*Problem*. Reproduce all of the data, making sure that no line differs from the original.

*Input*.
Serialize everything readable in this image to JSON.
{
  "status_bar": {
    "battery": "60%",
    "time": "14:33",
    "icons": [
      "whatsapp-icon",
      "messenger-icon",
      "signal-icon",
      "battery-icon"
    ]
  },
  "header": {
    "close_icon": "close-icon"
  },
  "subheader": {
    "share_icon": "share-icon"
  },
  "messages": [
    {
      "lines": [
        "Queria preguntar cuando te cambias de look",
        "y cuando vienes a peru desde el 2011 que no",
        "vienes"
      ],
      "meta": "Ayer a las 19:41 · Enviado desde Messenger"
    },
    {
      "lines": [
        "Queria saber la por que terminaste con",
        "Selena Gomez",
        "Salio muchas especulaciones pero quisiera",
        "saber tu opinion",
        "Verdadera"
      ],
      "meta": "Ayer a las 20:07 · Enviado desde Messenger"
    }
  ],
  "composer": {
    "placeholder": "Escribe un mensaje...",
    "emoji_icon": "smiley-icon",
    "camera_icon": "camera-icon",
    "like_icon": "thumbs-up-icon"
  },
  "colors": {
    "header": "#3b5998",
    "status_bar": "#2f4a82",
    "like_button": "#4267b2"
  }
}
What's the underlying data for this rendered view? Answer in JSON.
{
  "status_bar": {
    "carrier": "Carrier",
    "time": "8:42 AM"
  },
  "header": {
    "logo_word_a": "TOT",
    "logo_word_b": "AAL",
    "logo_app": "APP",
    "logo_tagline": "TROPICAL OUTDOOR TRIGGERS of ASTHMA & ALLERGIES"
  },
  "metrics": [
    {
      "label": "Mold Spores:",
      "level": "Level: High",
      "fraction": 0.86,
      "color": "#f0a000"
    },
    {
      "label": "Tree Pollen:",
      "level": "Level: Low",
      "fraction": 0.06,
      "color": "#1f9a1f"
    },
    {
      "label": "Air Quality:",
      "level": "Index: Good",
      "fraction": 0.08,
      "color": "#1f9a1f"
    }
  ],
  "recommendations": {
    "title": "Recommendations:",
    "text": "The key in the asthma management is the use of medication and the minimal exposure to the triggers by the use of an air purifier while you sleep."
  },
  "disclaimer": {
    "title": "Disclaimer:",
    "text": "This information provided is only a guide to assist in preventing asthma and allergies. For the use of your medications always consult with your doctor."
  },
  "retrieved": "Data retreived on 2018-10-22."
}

*Exercise output*.
Serialize everything readable in this image to JSON.
{
  "status_bar": {
    "battery": "60%",
    "time": "14:33",
    "icons": [
      "whatsapp-icon",
      "messenger-icon",
      "signal-icon",
      "battery-icon"
    ]
  },
  "header": {
    "close_icon": "close-icon"
  },
  "subheader": {
    "share_icon": "share-icon"
  },
  "messages": [
    {
      "lines": [
        "Queria preguntar cuando te cambias de look",
        "y cuando vienes a peru desde el 2011 que no",
        "vienes"
      ],
      "meta": "Ayer a las 19:41 · Enviado desde Messenger"
    },
    {
      "lines": [
        "Queria saber la por que terminaste con",
        "Selena Gomez",
        "Salio muchas especulaciones pero quisiera",
        "saber tu opinion",
        "Verdadera"
      ],
      "meta": "Ayer a las 20:07 · Enviado desde Messenger"
    }
  ],
  "composer": {
    "placeholder": "Escribe un mensaje...",
    "emoji_icon": "smiley-icon",
    "camera_icon": "camera-icon",
    "like_icon": "thumbs-up-icon"
  },
  "colors": {
    "header": "#3b5998",
    "status_bar": "#2f4a82",
    "like_button": "#4267b2"
  }
}
What's the underlying data for this rendered view? Answer in JSON.
{
  "status_bar": {
    "carrier": "Carrier",
    "time": "8:42 AM"
  },
  "header": {
    "logo_word_a": "TOT",
    "logo_word_b": "AAL",
    "logo_app": "APP",
    "logo_tagline": "TROPICAL OUTDOOR TRIGGERS of ASTHMA & ALLERGIES"
  },
  "metrics": [
    {
      "label": "Mold Spores:",
      "level": "Level: High",
      "fraction": 0.86,
      "color": "#f0a000"
    },
    {
      "label": "Tree Pollen:",
      "level": "Level: Low",
      "fraction": 0.06,
      "color": "#1f9a1f"
    },
    {
      "label": "Air Quality:",
      "level": "Index: Good",
      "fraction": 0.08,
      "color": "#1f9a1f"
    }
  ],
  "recommendations": {
    "title": "Recommendations:",
    "text": "The key in the asthma management is the use of medication and the minimal exposure to the triggers by the use of an air purifier while you sleep."
  },
  "disclaimer": {
    "title": "Disclaimer:",
    "text": "This information provided is only a guide to assist in preventing asthma and allergies. For the use of your medications always consult with your doctor."
  },
  "retrieved": "Data retreived on 2018-10-22."
}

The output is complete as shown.